Excerpts from an interface dataset:
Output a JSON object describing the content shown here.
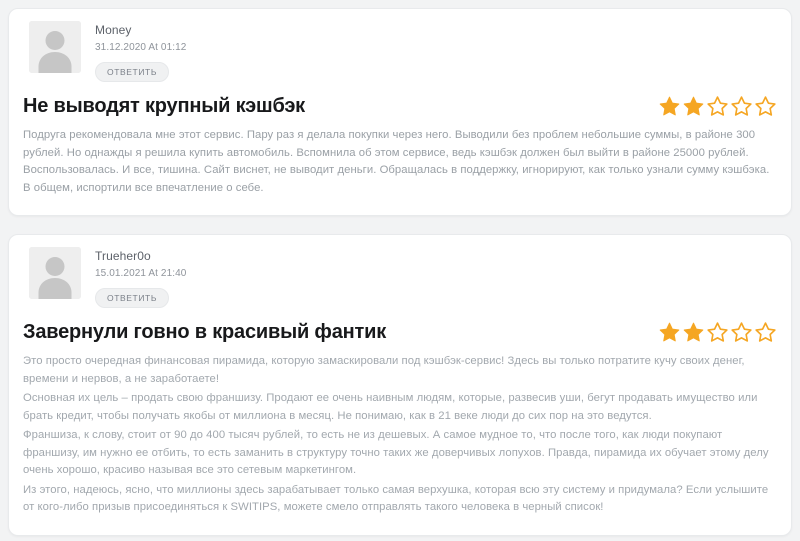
{
  "theme": {
    "page_background": "#f2f3f4",
    "card_background": "#ffffff",
    "star_filled_color": "#f5a623",
    "star_empty_color": "#f5a623",
    "title_color": "#18191b",
    "body_color": "#9aa0a6"
  },
  "reviews": [
    {
      "author": "Money",
      "date": "31.12.2020 At 01:12",
      "reply_label": "ОТВЕТИТЬ",
      "avatar_icon": "user-avatar-placeholder-icon",
      "rating": 2,
      "rating_max": 5,
      "title": "Не выводят крупный кэшбэк",
      "paragraphs": [
        "Подруга рекомендовала мне этот сервис. Пару раз я делала покупки через него. Выводили без проблем небольшие суммы, в районе 300 рублей. Но однажды я решила купить автомобиль. Вспомнила об этом сервисе, ведь кэшбэк должен был выйти в районе 25000 рублей. Воспользовалась. И все, тишина. Сайт виснет, не выводит деньги. Обращалась в поддержку, игнорируют, как только узнали сумму кэшбэка. В общем, испортили все впечатление о себе."
      ]
    },
    {
      "author": "Trueher0o",
      "date": "15.01.2021 At 21:40",
      "reply_label": "ОТВЕТИТЬ",
      "avatar_icon": "user-avatar-placeholder-icon",
      "rating": 2,
      "rating_max": 5,
      "title": "Завернули говно в красивый фантик",
      "paragraphs": [
        "Это просто очередная финансовая пирамида, которую замаскировали под кэшбэк-сервис! Здесь вы только потратите кучу своих денег, времени и нервов, а не заработаете!",
        "Основная их цель – продать свою франшизу. Продают ее очень наивным людям, которые, развесив уши, бегут продавать имущество или брать кредит, чтобы получать якобы от миллиона в месяц. Не понимаю, как в 21 веке люди до сих пор на это ведутся.",
        "Франшиза, к слову, стоит от 90 до 400 тысяч рублей, то есть не из дешевых. А самое мудное то, что после того, как люди покупают франшизу, им нужно ее отбить, то есть заманить в структуру точно таких же доверчивых лопухов. Правда, пирамида их обучает этому делу очень хорошо, красиво называя все это сетевым маркетингом.",
        "Из этого, надеюсь, ясно, что миллионы здесь зарабатывает только самая верхушка, которая всю эту систему и придумала? Если услышите от кого-либо призыв присоединяться к SWITIPS, можете смело отправлять такого человека в черный список!"
      ]
    }
  ]
}
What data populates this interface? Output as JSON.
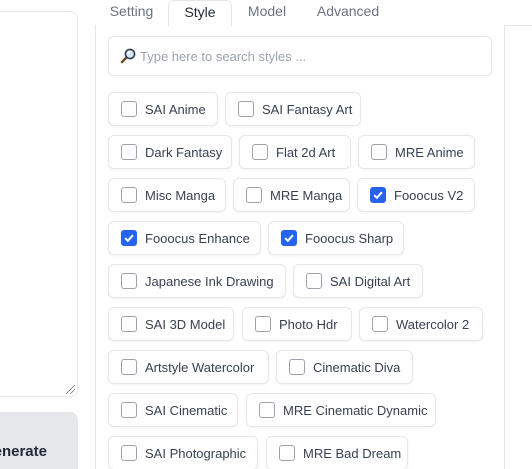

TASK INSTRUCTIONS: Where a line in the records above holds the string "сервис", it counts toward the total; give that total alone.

ANSWER TO THE EXERCISE: 2